• **Directions**:
Print the whole listing, character for character.

════

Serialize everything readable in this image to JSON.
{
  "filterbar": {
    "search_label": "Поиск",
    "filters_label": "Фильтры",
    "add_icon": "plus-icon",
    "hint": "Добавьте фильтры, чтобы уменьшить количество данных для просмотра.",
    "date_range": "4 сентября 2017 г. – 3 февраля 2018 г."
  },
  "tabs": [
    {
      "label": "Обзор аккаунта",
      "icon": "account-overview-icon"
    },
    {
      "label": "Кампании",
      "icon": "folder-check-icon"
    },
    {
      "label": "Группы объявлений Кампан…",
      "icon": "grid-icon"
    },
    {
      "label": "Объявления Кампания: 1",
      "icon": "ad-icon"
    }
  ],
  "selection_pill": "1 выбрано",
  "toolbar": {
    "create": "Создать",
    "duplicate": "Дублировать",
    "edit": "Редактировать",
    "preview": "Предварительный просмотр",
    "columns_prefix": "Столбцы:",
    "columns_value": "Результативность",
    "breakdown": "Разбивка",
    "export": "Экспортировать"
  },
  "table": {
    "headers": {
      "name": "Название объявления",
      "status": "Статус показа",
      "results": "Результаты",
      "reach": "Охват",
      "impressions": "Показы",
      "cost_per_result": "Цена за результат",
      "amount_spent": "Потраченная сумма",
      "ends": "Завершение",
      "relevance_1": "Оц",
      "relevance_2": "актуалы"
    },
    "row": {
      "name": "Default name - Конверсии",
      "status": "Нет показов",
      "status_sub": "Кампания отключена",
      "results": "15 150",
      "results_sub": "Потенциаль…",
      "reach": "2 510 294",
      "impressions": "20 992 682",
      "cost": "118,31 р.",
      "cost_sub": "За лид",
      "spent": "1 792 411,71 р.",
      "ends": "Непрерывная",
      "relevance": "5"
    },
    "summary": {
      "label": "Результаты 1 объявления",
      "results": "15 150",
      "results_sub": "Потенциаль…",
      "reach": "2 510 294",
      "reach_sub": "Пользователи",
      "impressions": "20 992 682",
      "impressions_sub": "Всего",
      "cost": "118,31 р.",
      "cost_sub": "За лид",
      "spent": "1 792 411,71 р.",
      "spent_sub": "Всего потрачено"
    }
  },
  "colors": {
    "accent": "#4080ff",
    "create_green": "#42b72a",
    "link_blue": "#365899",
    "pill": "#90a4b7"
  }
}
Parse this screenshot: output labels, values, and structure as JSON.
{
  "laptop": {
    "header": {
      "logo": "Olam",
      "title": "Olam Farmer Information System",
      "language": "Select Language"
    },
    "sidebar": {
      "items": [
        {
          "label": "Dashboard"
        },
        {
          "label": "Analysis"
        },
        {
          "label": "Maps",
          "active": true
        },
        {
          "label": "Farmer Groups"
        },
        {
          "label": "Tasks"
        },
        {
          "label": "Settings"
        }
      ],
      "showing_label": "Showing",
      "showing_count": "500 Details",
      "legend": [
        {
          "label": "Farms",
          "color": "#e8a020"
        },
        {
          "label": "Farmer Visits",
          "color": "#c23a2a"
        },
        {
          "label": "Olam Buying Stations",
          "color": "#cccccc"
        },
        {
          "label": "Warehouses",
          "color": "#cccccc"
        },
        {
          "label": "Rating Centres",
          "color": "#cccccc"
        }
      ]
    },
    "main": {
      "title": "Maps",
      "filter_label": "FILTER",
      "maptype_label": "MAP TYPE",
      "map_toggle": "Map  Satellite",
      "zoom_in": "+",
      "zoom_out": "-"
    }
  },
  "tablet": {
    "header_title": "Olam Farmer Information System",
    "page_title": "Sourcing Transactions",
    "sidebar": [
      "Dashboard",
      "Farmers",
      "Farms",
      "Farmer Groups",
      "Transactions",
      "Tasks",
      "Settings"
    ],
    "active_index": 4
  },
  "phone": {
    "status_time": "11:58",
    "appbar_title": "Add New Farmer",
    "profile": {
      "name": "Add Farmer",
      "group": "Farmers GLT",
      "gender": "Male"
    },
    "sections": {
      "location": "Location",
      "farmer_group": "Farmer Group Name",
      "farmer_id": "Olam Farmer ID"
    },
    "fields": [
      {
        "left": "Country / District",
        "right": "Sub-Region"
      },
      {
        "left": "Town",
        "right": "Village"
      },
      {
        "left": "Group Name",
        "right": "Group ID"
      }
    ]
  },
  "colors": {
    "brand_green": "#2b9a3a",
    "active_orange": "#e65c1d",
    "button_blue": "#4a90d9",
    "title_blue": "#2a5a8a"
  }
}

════

• **Result for this exercise**:
Serialize everything readable in this image to JSON.
{
  "filterbar": {
    "search_label": "Поиск",
    "filters_label": "Фильтры",
    "add_icon": "plus-icon",
    "hint": "Добавьте фильтры, чтобы уменьшить количество данных для просмотра.",
    "date_range": "4 сентября 2017 г. – 3 февраля 2018 г."
  },
  "tabs": [
    {
      "label": "Обзор аккаунта",
      "icon": "account-overview-icon"
    },
    {
      "label": "Кампании",
      "icon": "folder-check-icon"
    },
    {
      "label": "Группы объявлений Кампан…",
      "icon": "grid-icon"
    },
    {
      "label": "Объявления Кампания: 1",
      "icon": "ad-icon"
    }
  ],
  "selection_pill": "1 выбрано",
  "toolbar": {
    "create": "Создать",
    "duplicate": "Дублировать",
    "edit": "Редактировать",
    "preview": "Предварительный просмотр",
    "columns_prefix": "Столбцы:",
    "columns_value": "Результативность",
    "breakdown": "Разбивка",
    "export": "Экспортировать"
  },
  "table": {
    "headers": {
      "name": "Название объявления",
      "status": "Статус показа",
      "results": "Результаты",
      "reach": "Охват",
      "impressions": "Показы",
      "cost_per_result": "Цена за результат",
      "amount_spent": "Потраченная сумма",
      "ends": "Завершение",
      "relevance_1": "Оц",
      "relevance_2": "актуалы"
    },
    "row": {
      "name": "Default name - Конверсии",
      "status": "Нет показов",
      "status_sub": "Кампания отключена",
      "results": "15 150",
      "results_sub": "Потенциаль…",
      "reach": "2 510 294",
      "impressions": "20 992 682",
      "cost": "118,31 р.",
      "cost_sub": "За лид",
      "spent": "1 792 411,71 р.",
      "ends": "Непрерывная",
      "relevance": "5"
    },
    "summary": {
      "label": "Результаты 1 объявления",
      "results": "15 150",
      "results_sub": "Потенциаль…",
      "reach": "2 510 294",
      "reach_sub": "Пользователи",
      "impressions": "20 992 682",
      "impressions_sub": "Всего",
      "cost": "118,31 р.",
      "cost_sub": "За лид",
      "spent": "1 792 411,71 р.",
      "spent_sub": "Всего потрачено"
    }
  },
  "colors": {
    "accent": "#4080ff",
    "create_green": "#42b72a",
    "link_blue": "#365899",
    "pill": "#90a4b7"
  }
}
Parse this screenshot: output labels, values, and structure as JSON.
{
  "laptop": {
    "header": {
      "logo": "Olam",
      "title": "Olam Farmer Information System",
      "language": "Select Language"
    },
    "sidebar": {
      "items": [
        {
          "label": "Dashboard"
        },
        {
          "label": "Analysis"
        },
        {
          "label": "Maps",
          "active": true
        },
        {
          "label": "Farmer Groups"
        },
        {
          "label": "Tasks"
        },
        {
          "label": "Settings"
        }
      ],
      "showing_label": "Showing",
      "showing_count": "500 Details",
      "legend": [
        {
          "label": "Farms",
          "color": "#e8a020"
        },
        {
          "label": "Farmer Visits",
          "color": "#c23a2a"
        },
        {
          "label": "Olam Buying Stations",
          "color": "#cccccc"
        },
        {
          "label": "Warehouses",
          "color": "#cccccc"
        },
        {
          "label": "Rating Centres",
          "color": "#cccccc"
        }
      ]
    },
    "main": {
      "title": "Maps",
      "filter_label": "FILTER",
      "maptype_label": "MAP TYPE",
      "map_toggle": "Map  Satellite",
      "zoom_in": "+",
      "zoom_out": "-"
    }
  },
  "tablet": {
    "header_title": "Olam Farmer Information System",
    "page_title": "Sourcing Transactions",
    "sidebar": [
      "Dashboard",
      "Farmers",
      "Farms",
      "Farmer Groups",
      "Transactions",
      "Tasks",
      "Settings"
    ],
    "active_index": 4
  },
  "phone": {
    "status_time": "11:58",
    "appbar_title": "Add New Farmer",
    "profile": {
      "name": "Add Farmer",
      "group": "Farmers GLT",
      "gender": "Male"
    },
    "sections": {
      "location": "Location",
      "farmer_group": "Farmer Group Name",
      "farmer_id": "Olam Farmer ID"
    },
    "fields": [
      {
        "left": "Country / District",
        "right": "Sub-Region"
      },
      {
        "left": "Town",
        "right": "Village"
      },
      {
        "left": "Group Name",
        "right": "Group ID"
      }
    ]
  },
  "colors": {
    "brand_green": "#2b9a3a",
    "active_orange": "#e65c1d",
    "button_blue": "#4a90d9",
    "title_blue": "#2a5a8a"
  }
}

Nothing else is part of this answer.